As acting chancellor, McCune encouraged each campus to make many of its own budget decisions and tried in other ways to decentralize the system.
But he would be the first to say that he made only a small dent in what he sees as a large "structural problem" in the Cal State system--tension between the Long Beach headquarters and the campuses.
"I see this whole thing--the role of the central office and that of the campuses--as a major problem and I don't think the Board of Trustees has thought this through yet," McCune said.
The continuing friction between Cal State and its nine collective bargaining units also is partly due to the tension between the central office and the 20 campuses, McCune said.
"How much should the presidents and the chancellor be involved" in collective bargaining? he asked. "What should the trustees' role be? A lot of this hasn't been worked out yet."
But Bob Gurian of the California Faculty Assn., which represents about 8,500 of Cal State's 20,000 professors and instructors, said McCune has done much to improve labor relations.

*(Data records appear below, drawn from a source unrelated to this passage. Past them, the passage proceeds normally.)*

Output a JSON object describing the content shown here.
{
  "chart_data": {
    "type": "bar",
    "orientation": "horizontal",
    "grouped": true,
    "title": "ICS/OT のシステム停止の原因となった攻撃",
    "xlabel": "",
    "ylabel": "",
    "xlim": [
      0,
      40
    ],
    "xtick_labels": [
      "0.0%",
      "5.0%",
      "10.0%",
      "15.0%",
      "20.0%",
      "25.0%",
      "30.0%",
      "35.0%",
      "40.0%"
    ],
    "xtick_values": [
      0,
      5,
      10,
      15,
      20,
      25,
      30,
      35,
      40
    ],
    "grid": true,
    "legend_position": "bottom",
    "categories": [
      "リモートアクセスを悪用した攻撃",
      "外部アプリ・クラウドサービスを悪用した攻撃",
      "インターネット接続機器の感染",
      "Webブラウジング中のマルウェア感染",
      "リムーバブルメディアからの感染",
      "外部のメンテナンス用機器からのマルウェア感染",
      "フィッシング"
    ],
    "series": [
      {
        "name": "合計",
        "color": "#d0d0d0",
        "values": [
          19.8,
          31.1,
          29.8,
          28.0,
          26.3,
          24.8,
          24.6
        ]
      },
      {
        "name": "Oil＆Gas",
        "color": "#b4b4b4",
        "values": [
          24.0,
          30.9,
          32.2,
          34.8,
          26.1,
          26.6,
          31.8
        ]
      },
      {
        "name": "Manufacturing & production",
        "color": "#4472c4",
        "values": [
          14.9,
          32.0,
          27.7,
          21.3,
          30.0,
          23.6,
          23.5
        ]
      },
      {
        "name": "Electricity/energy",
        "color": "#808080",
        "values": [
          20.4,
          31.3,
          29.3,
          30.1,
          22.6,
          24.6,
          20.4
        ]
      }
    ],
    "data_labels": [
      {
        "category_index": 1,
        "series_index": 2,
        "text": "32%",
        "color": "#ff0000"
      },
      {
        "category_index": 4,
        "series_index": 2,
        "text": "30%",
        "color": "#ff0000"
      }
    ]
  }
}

"Her highness had the regal approach to management," Gurian said, referring to Reynolds. "Relations were miserable. We'd just as soon fight as talk. But with McCune in there, the atmosphere has been much better. He has made the process work well enough so problems could be resolved internally and we weren't forced to fight it out in legislative hearings."
Perhaps the most fundamental problem facing Cal State is financial, McCune said.
"Are we going to continue to provide higher education for every qualified student?" McCune asked. "I don't see that kind of commitment anymore. That commitment has to be translated into a willingness to (raise) taxes and I don't see much evidence of that."
Although McCune, now 70, has been a college professor and administrator for 40 years, he might not have gone to college had it not been for public higher education and government assistance programs.
He graduated from a Houston, Tex., high school during the Depression and his father, a home builder, could not afford to send him to college.
After working in a grocery store for two years, McCune went to Sam Houston State Teachers College, where he supplemented his grocery store savings with a $15-a-week job provided through the National Youth Authority, a New Deal agency.
He continued his education at UCLA, where he earned a bachelor's degree and a doctorate in political science.